(EXERCISE MATERIAL Opens)
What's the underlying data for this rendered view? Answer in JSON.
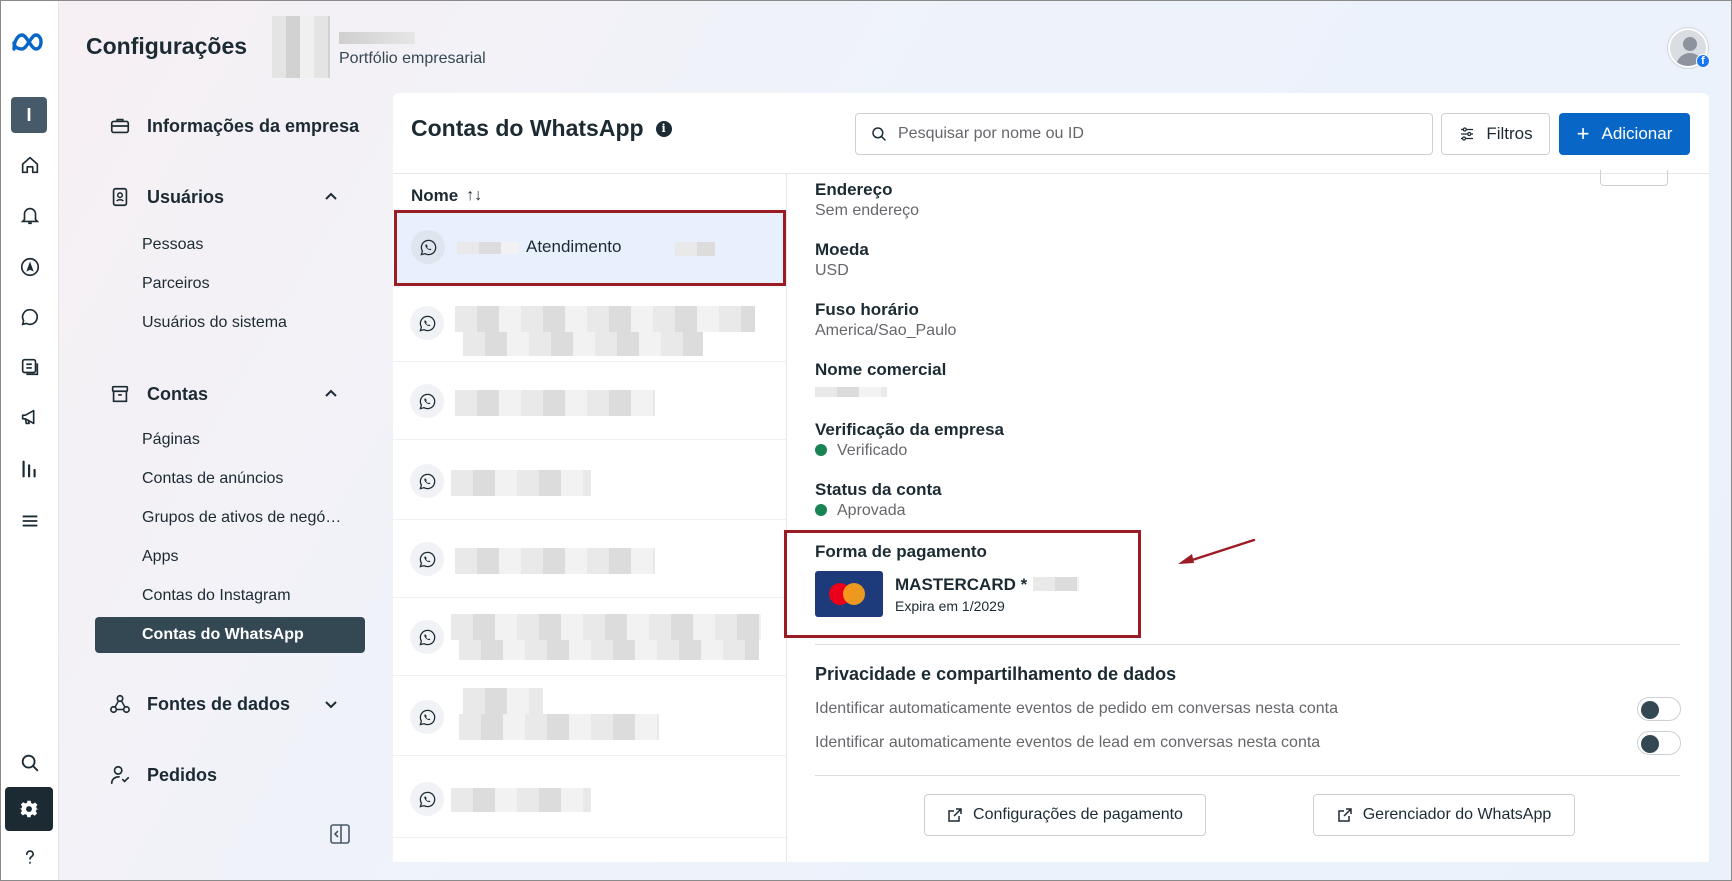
{
  "header": {
    "title": "Configurações",
    "portfolio_subtitle": "Portfólio empresarial"
  },
  "rail": {
    "avatar_letter": "I"
  },
  "sidebar": {
    "company_info": "Informações da empresa",
    "users": {
      "label": "Usuários",
      "items": [
        "Pessoas",
        "Parceiros",
        "Usuários do sistema"
      ]
    },
    "accounts": {
      "label": "Contas",
      "items": [
        "Páginas",
        "Contas de anúncios",
        "Grupos de ativos de negó…",
        "Apps",
        "Contas do Instagram",
        "Contas do WhatsApp"
      ],
      "active": "Contas do WhatsApp"
    },
    "data_sources": "Fontes de dados",
    "orders": "Pedidos"
  },
  "panel": {
    "title": "Contas do WhatsApp",
    "search_placeholder": "Pesquisar por nome ou ID",
    "filter_label": "Filtros",
    "add_label": "Adicionar",
    "list_header": "Nome",
    "sort_glyph": "↑↓",
    "selected_account": "Atendimento"
  },
  "details": {
    "address_label": "Endereço",
    "address_value": "Sem endereço",
    "currency_label": "Moeda",
    "currency_value": "USD",
    "timezone_label": "Fuso horário",
    "timezone_value": "America/Sao_Paulo",
    "trade_name_label": "Nome comercial",
    "verification_label": "Verificação da empresa",
    "verification_value": "Verificado",
    "account_status_label": "Status da conta",
    "account_status_value": "Aprovada",
    "payment_label": "Forma de pagamento",
    "card_name": "MASTERCARD *",
    "card_expiry": "Expira em 1/2029",
    "privacy_title": "Privacidade e compartilhamento de dados",
    "toggle_orders": "Identificar automaticamente eventos de pedido em conversas nesta conta",
    "toggle_leads": "Identificar automaticamente eventos de lead em conversas nesta conta",
    "payment_settings_btn": "Configurações de pagamento",
    "whatsapp_manager_btn": "Gerenciador do WhatsApp"
  },
  "colors": {
    "primary": "#0866c6",
    "sidebar_active": "#344854",
    "status_green": "#188454",
    "highlight_red": "#9b1c24"
  }
}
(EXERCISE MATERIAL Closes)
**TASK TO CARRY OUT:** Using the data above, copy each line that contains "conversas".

**SOLUTION FOR THIS TASK:**
    "toggle_orders": "Identificar automaticamente eventos de pedido em conversas nesta conta",
    "toggle_leads": "Identificar automaticamente eventos de lead em conversas nesta conta",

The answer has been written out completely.